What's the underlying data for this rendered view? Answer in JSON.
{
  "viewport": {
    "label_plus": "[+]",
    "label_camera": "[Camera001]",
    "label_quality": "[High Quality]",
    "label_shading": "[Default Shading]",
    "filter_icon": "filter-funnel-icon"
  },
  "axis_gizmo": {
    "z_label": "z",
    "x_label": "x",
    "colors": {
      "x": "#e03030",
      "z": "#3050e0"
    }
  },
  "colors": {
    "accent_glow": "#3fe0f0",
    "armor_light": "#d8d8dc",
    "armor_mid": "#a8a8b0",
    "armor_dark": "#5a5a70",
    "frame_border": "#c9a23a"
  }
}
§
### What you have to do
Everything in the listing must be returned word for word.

### Your solution
What's the underlying data for this rendered view? Answer in JSON.
{
  "viewport": {
    "label_plus": "[+]",
    "label_camera": "[Camera001]",
    "label_quality": "[High Quality]",
    "label_shading": "[Default Shading]",
    "filter_icon": "filter-funnel-icon"
  },
  "axis_gizmo": {
    "z_label": "z",
    "x_label": "x",
    "colors": {
      "x": "#e03030",
      "z": "#3050e0"
    }
  },
  "colors": {
    "accent_glow": "#3fe0f0",
    "armor_light": "#d8d8dc",
    "armor_mid": "#a8a8b0",
    "armor_dark": "#5a5a70",
    "frame_border": "#c9a23a"
  }
}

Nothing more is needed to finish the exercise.